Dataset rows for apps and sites
----
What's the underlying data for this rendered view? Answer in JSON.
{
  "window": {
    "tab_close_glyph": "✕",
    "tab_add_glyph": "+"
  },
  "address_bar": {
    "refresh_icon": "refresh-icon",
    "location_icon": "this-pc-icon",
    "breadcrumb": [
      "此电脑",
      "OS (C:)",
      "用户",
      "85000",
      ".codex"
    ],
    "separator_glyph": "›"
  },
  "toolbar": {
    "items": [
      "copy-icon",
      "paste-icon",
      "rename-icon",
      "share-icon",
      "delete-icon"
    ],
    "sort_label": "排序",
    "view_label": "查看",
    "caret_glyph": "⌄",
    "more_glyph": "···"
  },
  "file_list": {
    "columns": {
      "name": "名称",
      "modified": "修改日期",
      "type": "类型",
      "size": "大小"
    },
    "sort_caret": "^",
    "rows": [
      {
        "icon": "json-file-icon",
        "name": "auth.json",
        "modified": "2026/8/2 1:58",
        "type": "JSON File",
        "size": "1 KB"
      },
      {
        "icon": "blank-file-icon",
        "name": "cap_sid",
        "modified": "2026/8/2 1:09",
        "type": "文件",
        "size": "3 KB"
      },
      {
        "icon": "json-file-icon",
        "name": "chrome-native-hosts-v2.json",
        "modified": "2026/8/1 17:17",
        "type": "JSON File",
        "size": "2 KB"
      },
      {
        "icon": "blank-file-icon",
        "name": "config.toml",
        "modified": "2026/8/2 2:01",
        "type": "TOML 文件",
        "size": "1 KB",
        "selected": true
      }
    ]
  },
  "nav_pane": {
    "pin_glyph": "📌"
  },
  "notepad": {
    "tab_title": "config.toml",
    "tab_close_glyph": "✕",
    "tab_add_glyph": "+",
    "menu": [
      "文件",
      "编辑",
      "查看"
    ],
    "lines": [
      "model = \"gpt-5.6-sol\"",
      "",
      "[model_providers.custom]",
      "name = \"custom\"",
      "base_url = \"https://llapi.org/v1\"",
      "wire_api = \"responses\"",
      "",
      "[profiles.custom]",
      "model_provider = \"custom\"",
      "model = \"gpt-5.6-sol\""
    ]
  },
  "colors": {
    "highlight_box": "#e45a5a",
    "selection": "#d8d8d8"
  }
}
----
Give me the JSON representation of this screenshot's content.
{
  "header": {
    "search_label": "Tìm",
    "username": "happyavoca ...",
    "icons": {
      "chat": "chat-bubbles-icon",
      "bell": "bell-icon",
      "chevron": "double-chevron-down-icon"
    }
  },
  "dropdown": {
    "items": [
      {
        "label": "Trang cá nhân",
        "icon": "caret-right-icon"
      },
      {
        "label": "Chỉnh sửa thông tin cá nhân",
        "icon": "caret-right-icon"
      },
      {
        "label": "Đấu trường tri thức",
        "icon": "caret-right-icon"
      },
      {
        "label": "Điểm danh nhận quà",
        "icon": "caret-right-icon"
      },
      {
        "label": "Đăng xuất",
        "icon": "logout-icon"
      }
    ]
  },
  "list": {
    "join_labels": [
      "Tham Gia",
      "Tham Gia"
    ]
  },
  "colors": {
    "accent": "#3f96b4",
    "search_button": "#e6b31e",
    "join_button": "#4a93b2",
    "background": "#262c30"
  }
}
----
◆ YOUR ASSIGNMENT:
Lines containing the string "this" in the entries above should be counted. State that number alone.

◆ REPLY TO THE EXERCISE:
3